(Extracted records)

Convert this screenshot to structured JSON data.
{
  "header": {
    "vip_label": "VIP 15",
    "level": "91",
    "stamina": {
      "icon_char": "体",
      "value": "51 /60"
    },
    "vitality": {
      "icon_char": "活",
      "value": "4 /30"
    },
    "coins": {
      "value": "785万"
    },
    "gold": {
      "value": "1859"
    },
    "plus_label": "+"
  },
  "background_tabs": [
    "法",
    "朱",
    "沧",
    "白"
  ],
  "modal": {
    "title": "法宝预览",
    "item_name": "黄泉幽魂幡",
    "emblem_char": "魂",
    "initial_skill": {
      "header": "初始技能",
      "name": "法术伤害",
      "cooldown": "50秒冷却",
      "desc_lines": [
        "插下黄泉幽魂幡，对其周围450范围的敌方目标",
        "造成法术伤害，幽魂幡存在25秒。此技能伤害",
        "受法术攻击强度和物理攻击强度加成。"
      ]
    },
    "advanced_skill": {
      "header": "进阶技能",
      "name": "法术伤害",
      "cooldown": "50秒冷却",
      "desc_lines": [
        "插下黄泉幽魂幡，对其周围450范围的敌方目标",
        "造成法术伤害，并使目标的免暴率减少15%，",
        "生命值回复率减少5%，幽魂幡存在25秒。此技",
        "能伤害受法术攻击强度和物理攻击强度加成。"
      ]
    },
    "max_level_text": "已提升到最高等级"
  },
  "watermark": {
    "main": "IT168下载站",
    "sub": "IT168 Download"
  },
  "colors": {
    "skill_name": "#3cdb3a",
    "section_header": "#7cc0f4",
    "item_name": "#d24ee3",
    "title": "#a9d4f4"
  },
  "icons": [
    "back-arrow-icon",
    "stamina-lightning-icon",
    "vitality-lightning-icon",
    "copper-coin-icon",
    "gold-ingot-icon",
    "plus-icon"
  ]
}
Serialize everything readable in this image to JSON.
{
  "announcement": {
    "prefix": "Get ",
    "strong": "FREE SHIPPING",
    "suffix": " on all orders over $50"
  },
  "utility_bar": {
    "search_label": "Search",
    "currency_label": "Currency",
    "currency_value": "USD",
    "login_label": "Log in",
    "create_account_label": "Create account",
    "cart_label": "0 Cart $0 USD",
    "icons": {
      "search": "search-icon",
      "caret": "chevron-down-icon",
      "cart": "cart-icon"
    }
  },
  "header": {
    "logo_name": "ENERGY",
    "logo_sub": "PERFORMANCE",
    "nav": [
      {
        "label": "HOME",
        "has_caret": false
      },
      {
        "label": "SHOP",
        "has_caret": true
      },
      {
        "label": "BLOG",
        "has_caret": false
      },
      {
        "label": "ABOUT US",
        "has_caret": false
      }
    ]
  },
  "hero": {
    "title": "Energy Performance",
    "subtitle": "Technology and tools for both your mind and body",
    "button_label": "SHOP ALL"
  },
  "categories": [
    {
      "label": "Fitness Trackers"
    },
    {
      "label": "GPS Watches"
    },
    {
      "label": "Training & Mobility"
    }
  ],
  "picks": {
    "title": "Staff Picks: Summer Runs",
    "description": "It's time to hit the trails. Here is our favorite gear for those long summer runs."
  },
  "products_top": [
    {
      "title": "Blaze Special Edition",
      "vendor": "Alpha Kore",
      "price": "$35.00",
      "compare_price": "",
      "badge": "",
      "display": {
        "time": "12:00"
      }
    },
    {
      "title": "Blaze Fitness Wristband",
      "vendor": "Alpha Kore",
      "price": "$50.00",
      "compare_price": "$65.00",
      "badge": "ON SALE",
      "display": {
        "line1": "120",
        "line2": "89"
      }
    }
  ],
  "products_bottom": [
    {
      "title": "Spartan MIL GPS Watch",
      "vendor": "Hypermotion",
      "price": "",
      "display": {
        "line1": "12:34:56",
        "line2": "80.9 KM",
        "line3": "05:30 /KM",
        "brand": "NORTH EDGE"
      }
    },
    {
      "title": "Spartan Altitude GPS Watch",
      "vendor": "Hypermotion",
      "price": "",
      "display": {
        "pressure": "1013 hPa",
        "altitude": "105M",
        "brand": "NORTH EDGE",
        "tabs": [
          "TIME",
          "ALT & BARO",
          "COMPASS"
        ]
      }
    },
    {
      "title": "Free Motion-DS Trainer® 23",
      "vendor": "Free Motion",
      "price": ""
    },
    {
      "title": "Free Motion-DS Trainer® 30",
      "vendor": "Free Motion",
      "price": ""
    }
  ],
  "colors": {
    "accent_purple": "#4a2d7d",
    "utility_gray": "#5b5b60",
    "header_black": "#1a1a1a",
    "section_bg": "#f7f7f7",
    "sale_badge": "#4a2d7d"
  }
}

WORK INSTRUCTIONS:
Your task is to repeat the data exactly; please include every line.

REPLY TO THE TASK:
Convert this screenshot to structured JSON data.
{
  "header": {
    "vip_label": "VIP 15",
    "level": "91",
    "stamina": {
      "icon_char": "体",
      "value": "51 /60"
    },
    "vitality": {
      "icon_char": "活",
      "value": "4 /30"
    },
    "coins": {
      "value": "785万"
    },
    "gold": {
      "value": "1859"
    },
    "plus_label": "+"
  },
  "background_tabs": [
    "法",
    "朱",
    "沧",
    "白"
  ],
  "modal": {
    "title": "法宝预览",
    "item_name": "黄泉幽魂幡",
    "emblem_char": "魂",
    "initial_skill": {
      "header": "初始技能",
      "name": "法术伤害",
      "cooldown": "50秒冷却",
      "desc_lines": [
        "插下黄泉幽魂幡，对其周围450范围的敌方目标",
        "造成法术伤害，幽魂幡存在25秒。此技能伤害",
        "受法术攻击强度和物理攻击强度加成。"
      ]
    },
    "advanced_skill": {
      "header": "进阶技能",
      "name": "法术伤害",
      "cooldown": "50秒冷却",
      "desc_lines": [
        "插下黄泉幽魂幡，对其周围450范围的敌方目标",
        "造成法术伤害，并使目标的免暴率减少15%，",
        "生命值回复率减少5%，幽魂幡存在25秒。此技",
        "能伤害受法术攻击强度和物理攻击强度加成。"
      ]
    },
    "max_level_text": "已提升到最高等级"
  },
  "watermark": {
    "main": "IT168下载站",
    "sub": "IT168 Download"
  },
  "colors": {
    "skill_name": "#3cdb3a",
    "section_header": "#7cc0f4",
    "item_name": "#d24ee3",
    "title": "#a9d4f4"
  },
  "icons": [
    "back-arrow-icon",
    "stamina-lightning-icon",
    "vitality-lightning-icon",
    "copper-coin-icon",
    "gold-ingot-icon",
    "plus-icon"
  ]
}
Serialize everything readable in this image to JSON.
{
  "announcement": {
    "prefix": "Get ",
    "strong": "FREE SHIPPING",
    "suffix": " on all orders over $50"
  },
  "utility_bar": {
    "search_label": "Search",
    "currency_label": "Currency",
    "currency_value": "USD",
    "login_label": "Log in",
    "create_account_label": "Create account",
    "cart_label": "0 Cart $0 USD",
    "icons": {
      "search": "search-icon",
      "caret": "chevron-down-icon",
      "cart": "cart-icon"
    }
  },
  "header": {
    "logo_name": "ENERGY",
    "logo_sub": "PERFORMANCE",
    "nav": [
      {
        "label": "HOME",
        "has_caret": false
      },
      {
        "label": "SHOP",
        "has_caret": true
      },
      {
        "label": "BLOG",
        "has_caret": false
      },
      {
        "label": "ABOUT US",
        "has_caret": false
      }
    ]
  },
  "hero": {
    "title": "Energy Performance",
    "subtitle": "Technology and tools for both your mind and body",
    "button_label": "SHOP ALL"
  },
  "categories": [
    {
      "label": "Fitness Trackers"
    },
    {
      "label": "GPS Watches"
    },
    {
      "label": "Training & Mobility"
    }
  ],
  "picks": {
    "title": "Staff Picks: Summer Runs",
    "description": "It's time to hit the trails. Here is our favorite gear for those long summer runs."
  },
  "products_top": [
    {
      "title": "Blaze Special Edition",
      "vendor": "Alpha Kore",
      "price": "$35.00",
      "compare_price": "",
      "badge": "",
      "display": {
        "time": "12:00"
      }
    },
    {
      "title": "Blaze Fitness Wristband",
      "vendor": "Alpha Kore",
      "price": "$50.00",
      "compare_price": "$65.00",
      "badge": "ON SALE",
      "display": {
        "line1": "120",
        "line2": "89"
      }
    }
  ],
  "products_bottom": [
    {
      "title": "Spartan MIL GPS Watch",
      "vendor": "Hypermotion",
      "price": "",
      "display": {
        "line1": "12:34:56",
        "line2": "80.9 KM",
        "line3": "05:30 /KM",
        "brand": "NORTH EDGE"
      }
    },
    {
      "title": "Spartan Altitude GPS Watch",
      "vendor": "Hypermotion",
      "price": "",
      "display": {
        "pressure": "1013 hPa",
        "altitude": "105M",
        "brand": "NORTH EDGE",
        "tabs": [
          "TIME",
          "ALT & BARO",
          "COMPASS"
        ]
      }
    },
    {
      "title": "Free Motion-DS Trainer® 23",
      "vendor": "Free Motion",
      "price": ""
    },
    {
      "title": "Free Motion-DS Trainer® 30",
      "vendor": "Free Motion",
      "price": ""
    }
  ],
  "colors": {
    "accent_purple": "#4a2d7d",
    "utility_gray": "#5b5b60",
    "header_black": "#1a1a1a",
    "section_bg": "#f7f7f7",
    "sale_badge": "#4a2d7d"
  }
}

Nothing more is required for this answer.